_SOURCE RECORDS_
=====

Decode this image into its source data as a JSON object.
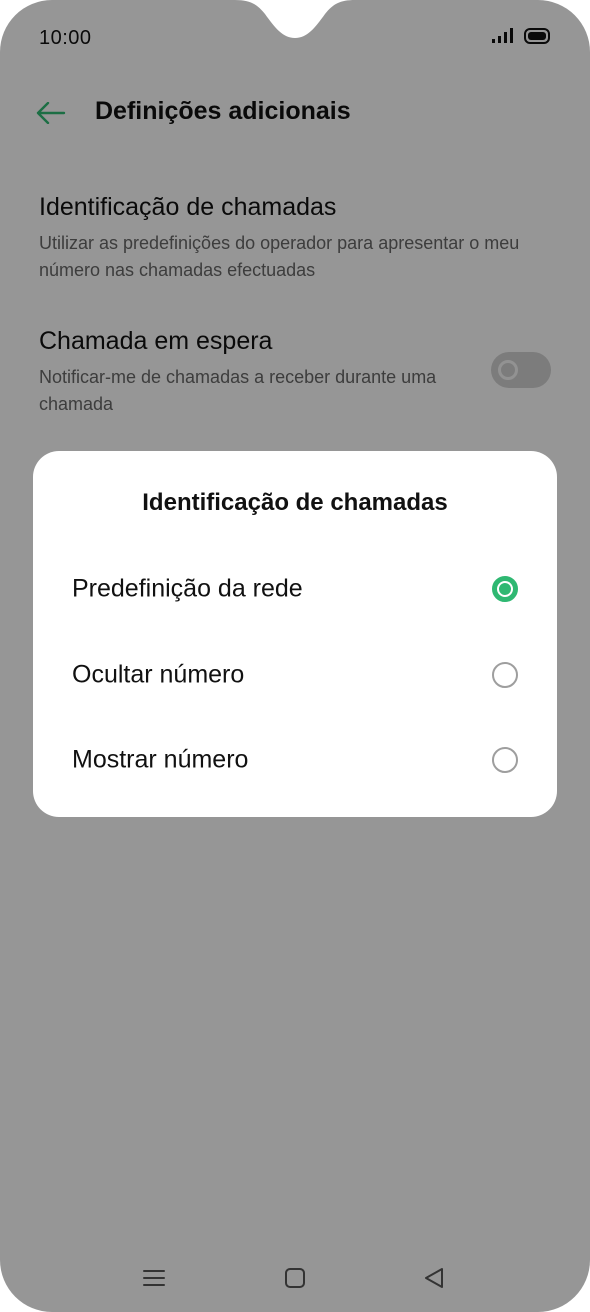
{
  "status_bar": {
    "time": "10:00",
    "icons": [
      "signal-icon",
      "battery-icon"
    ]
  },
  "header": {
    "title": "Definições adicionais",
    "back_icon": "arrow-left-icon"
  },
  "settings": [
    {
      "title": "Identificação de chamadas",
      "description": "Utilizar as predefinições do operador para apresentar o meu número nas chamadas efectuadas"
    },
    {
      "title": "Chamada em espera",
      "description": "Notificar-me de chamadas a receber durante uma chamada",
      "toggle_on": false
    }
  ],
  "dialog": {
    "title": "Identificação de chamadas",
    "options": [
      {
        "label": "Predefinição da rede",
        "selected": true
      },
      {
        "label": "Ocultar número",
        "selected": false
      },
      {
        "label": "Mostrar número",
        "selected": false
      }
    ]
  },
  "nav_bar": {
    "icons": [
      "menu-icon",
      "home-icon",
      "back-triangle-icon"
    ]
  },
  "colors": {
    "accent": "#2fb872",
    "scrim": "rgba(0,0,0,0.40)",
    "background": "#fafafa"
  }
}
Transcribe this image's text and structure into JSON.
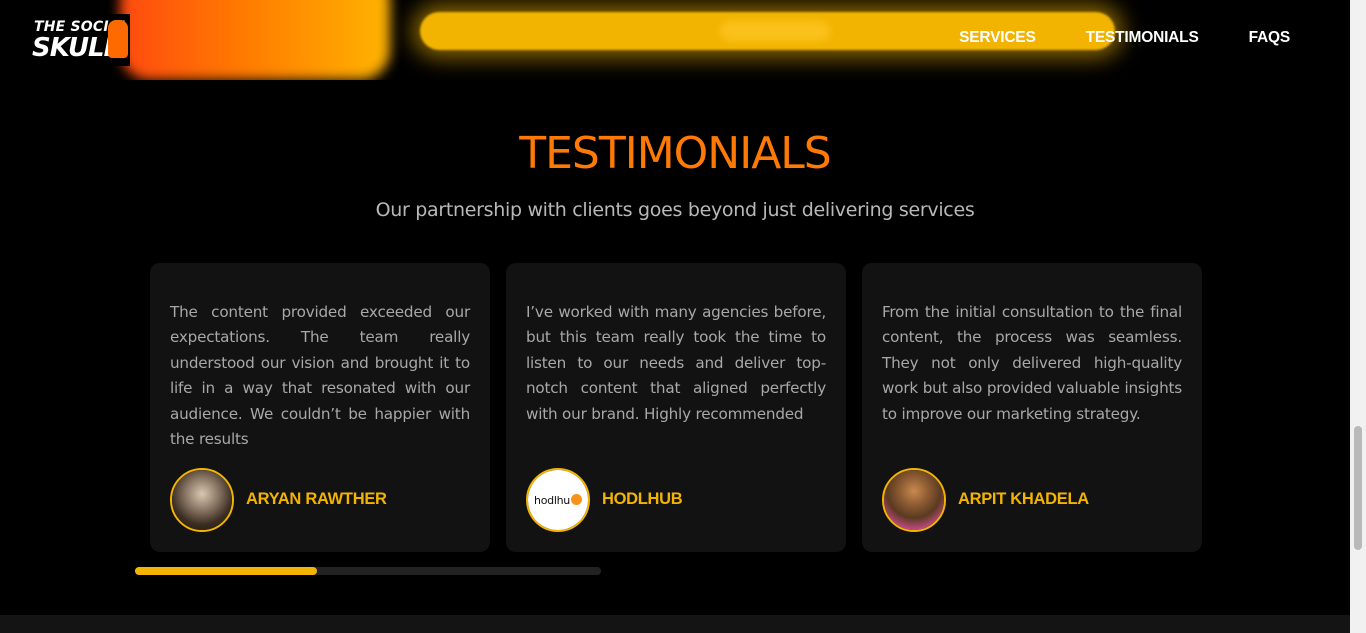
{
  "brand": {
    "line1": "THE SOCIAL",
    "line2": "SKULL"
  },
  "nav": {
    "links": [
      "SERVICES",
      "TESTIMONIALS",
      "FAQS"
    ]
  },
  "section": {
    "title": "TESTIMONIALS",
    "subtitle": "Our partnership with clients goes beyond just delivering services"
  },
  "testimonials": [
    {
      "text": "The content provided exceeded our expectations. The team really understood our vision and brought it to life in a way that resonated with our audience. We couldn’t be happier with the results",
      "name": "ARYAN RAWTHER",
      "avatar": "person-photo"
    },
    {
      "text": "I’ve worked with many agencies before, but this team really took the time to listen to our needs and deliver top-notch content that aligned perfectly with our brand. Highly recommended",
      "name": "HODLHUB",
      "avatar": "hodlhub-logo",
      "avatar_text": "hodlhu"
    },
    {
      "text": "From the initial consultation to the final content, the process was seamless. They not only delivered high-quality work but also provided valuable insights to improve our marketing strategy.",
      "name": "ARPIT KHADELA",
      "avatar": "person-photo"
    }
  ],
  "carousel": {
    "progress": 0.39
  },
  "colors": {
    "accent_orange": "#ff7a05",
    "accent_yellow": "#f2b400",
    "card_bg": "#121212",
    "bg": "#000000"
  }
}
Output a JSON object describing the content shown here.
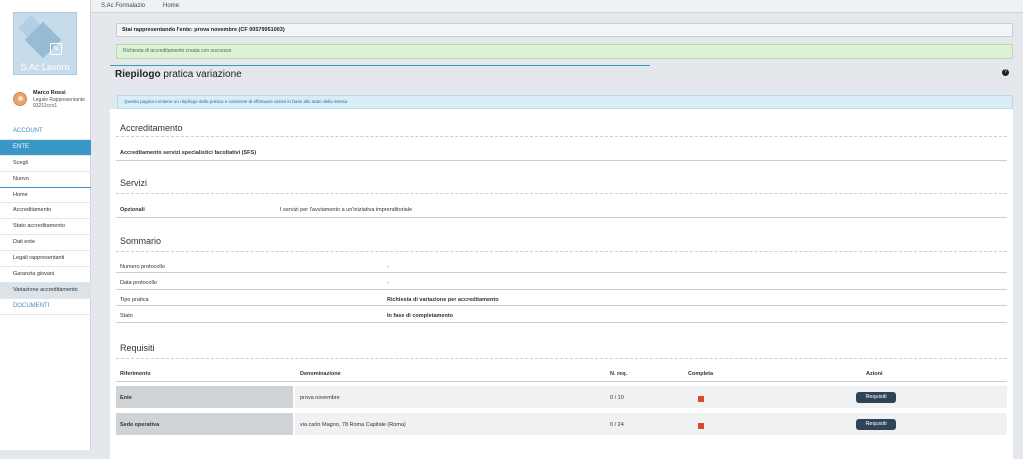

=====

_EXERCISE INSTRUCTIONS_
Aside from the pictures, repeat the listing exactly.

_EXERCISE SOLUTION_
Decode this image into its source data as a JSON object.
{
  "status_bar": {
    "time": "10:00",
    "icons": [
      "signal-icon",
      "battery-icon"
    ]
  },
  "header": {
    "title": "Definições adicionais",
    "back_icon": "arrow-left-icon"
  },
  "settings": [
    {
      "title": "Identificação de chamadas",
      "description": "Utilizar as predefinições do operador para apresentar o meu número nas chamadas efectuadas"
    },
    {
      "title": "Chamada em espera",
      "description": "Notificar-me de chamadas a receber durante uma chamada",
      "toggle_on": false
    }
  ],
  "dialog": {
    "title": "Identificação de chamadas",
    "options": [
      {
        "label": "Predefinição da rede",
        "selected": true
      },
      {
        "label": "Ocultar número",
        "selected": false
      },
      {
        "label": "Mostrar número",
        "selected": false
      }
    ]
  },
  "nav_bar": {
    "icons": [
      "menu-icon",
      "home-icon",
      "back-triangle-icon"
    ]
  },
  "colors": {
    "accent": "#2fb872",
    "scrim": "rgba(0,0,0,0.40)",
    "background": "#fafafa"
  }
}
Transcribe this image's text and structure into JSON.
{
  "brand": {
    "line1": "THE SOCIAL",
    "line2": "SKULL"
  },
  "nav": {
    "links": [
      "SERVICES",
      "TESTIMONIALS",
      "FAQS"
    ]
  },
  "section": {
    "title": "TESTIMONIALS",
    "subtitle": "Our partnership with clients goes beyond just delivering services"
  },
  "testimonials": [
    {
      "text": "The content provided exceeded our expectations. The team really understood our vision and brought it to life in a way that resonated with our audience. We couldn’t be happier with the results",
      "name": "ARYAN RAWTHER",
      "avatar": "person-photo"
    },
    {
      "text": "I’ve worked with many agencies before, but this team really took the time to listen to our needs and deliver top-notch content that aligned perfectly with our brand. Highly recommended",
      "name": "HODLHUB",
      "avatar": "hodlhub-logo",
      "avatar_text": "hodlhu"
    },
    {
      "text": "From the initial consultation to the final content, the process was seamless. They not only delivered high-quality work but also provided valuable insights to improve our marketing strategy.",
      "name": "ARPIT KHADELA",
      "avatar": "person-photo"
    }
  ],
  "carousel": {
    "progress": 0.39
  },
  "colors": {
    "accent_orange": "#ff7a05",
    "accent_yellow": "#f2b400",
    "card_bg": "#121212",
    "bg": "#000000"
  }
}
Output a JSON object describing the content shown here.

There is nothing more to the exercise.